As China's economic boom continued, there suddenly stirred a social movement analogous to the West's Renaissance. In every metro station, desperate youths cupping Newton' "Mathmetical principles of natural philosophy" in their palms or noiselessly memorizing chapters of "On Origin of Species" are just a part of the campaign for the revival of Mr.Sai (a phonetic abbreviation of "science"). The reality was: after nearly fifty years of intellectual confinement where all literature save Mao's little red book and Karl Marx's manifesto was rendered "poisonous" to one's spiritual well-being, people everywhere cheered in delight when cargoes of writings arrived from the Pacific. "The dragon is awake," a popular rock song chants, and with it, came the first glimpse of hope at free-will for many. My grandfather, though a math professor, had since young dreamed of becoming an engineer. After China's foreign policy reform, he was provided the necessary resources to explore this interest. Whilst recovering from the investment catastrophe, Grandpa returned to the college where he once taught and entered a partnership with the laboratory manager. After much deliberation, Grandpa accepted the project of designing electronic toy instruments, which, if approved by the company that initiated the contract, will bring significant revenue to Grandpa's account. Thus, Grandpa again fell back into the ruinous lifestyle of four-hour sleep rountines and minimal aliments. Yet, his unwavering passion for science, coupled with a diligence unfaltered by years, incited impressive progress on his project. Within two months, his prototype was finished, and it took only another week for the company to send out the approval along with the much-anticipated check. The lab manager was more than pleased upon hearing the news, as our family gathered for a grand celebration.
It was only the next day that my grandpa, after unable to wake up from bed, was diagnosed with Type II Diabetes.
Fortunately, his earnings were enough to cover immediate treatment, and now he lives healthly in a renovated apartment. As we revisited those memories on the phone, I was frankly, a bit surprised to learn of his involvement in the community choir, which, aside from holding practices, frequently visit hospitals and shelters to nurse the less fortunate. He later explained that after experiencing life's pleasures and pains, reflection and giving through music felt like the greatest gift.

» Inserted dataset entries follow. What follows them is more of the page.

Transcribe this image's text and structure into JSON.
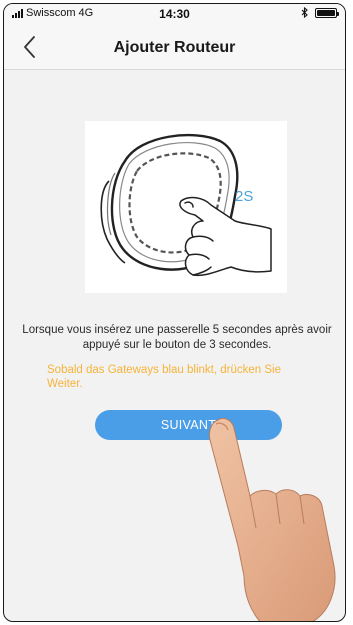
{
  "status_bar": {
    "carrier": "Swisscom",
    "network": "4G",
    "time": "14:30",
    "bluetooth_icon": "bluetooth-icon",
    "battery_level": 1.0
  },
  "navbar": {
    "title": "Ajouter Routeur",
    "back_icon": "chevron-left-icon"
  },
  "illustration": {
    "timer_label": "2S"
  },
  "content": {
    "description": "Lorsque vous insérez une passerelle 5 secondes après avoir appuyé sur le bouton de 3 secondes.",
    "hint": "Sobald das Gateways blau blinkt, drücken Sie Weiter.",
    "hint_color": "#f5b43a"
  },
  "actions": {
    "next_label": "SUIVANT",
    "button_color": "#4a9ee8"
  }
}
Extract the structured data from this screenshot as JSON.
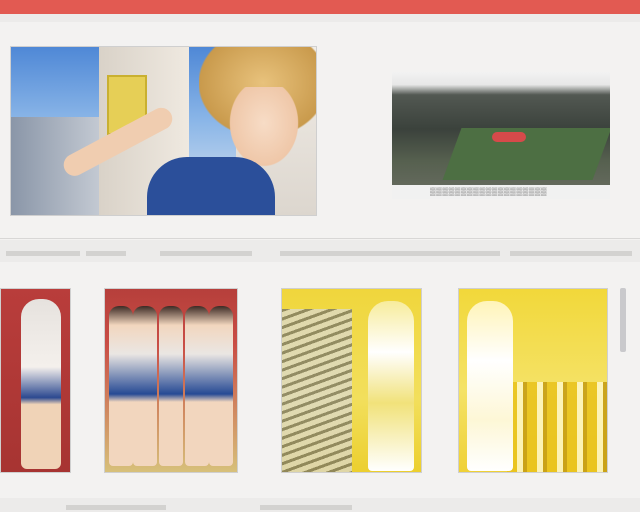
{
  "window": {
    "accent_color": "#e25a52"
  },
  "top_section": {
    "hero_illustration": "illustration-anime-girl-blue-top",
    "stadium_screenshot": {
      "image": "stadium-soccer-field",
      "caption": "▒▒▒▒▒▒▒▒▒▒▒▒▒▒▒▒▒▒▒"
    }
  },
  "breadcrumb": {
    "items": [
      "",
      "",
      "",
      "",
      ""
    ]
  },
  "gallery": {
    "subheading": "",
    "cards": [
      {
        "image": "illustration-girl-red-background"
      },
      {
        "image": "illustration-group-red-background"
      },
      {
        "image": "illustration-group-yellow-sketch"
      },
      {
        "image": "illustration-girl-yellow-crowd"
      }
    ]
  },
  "footer": {
    "items": [
      "",
      ""
    ]
  }
}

Then last week or so, Grandpa received a golden badge, along with some monetary award, from the city officials in recognition of his volunteering work. Having witnessed and contributed to the ceaseless growth of his country day after day, grandfather was finally crowned a knight.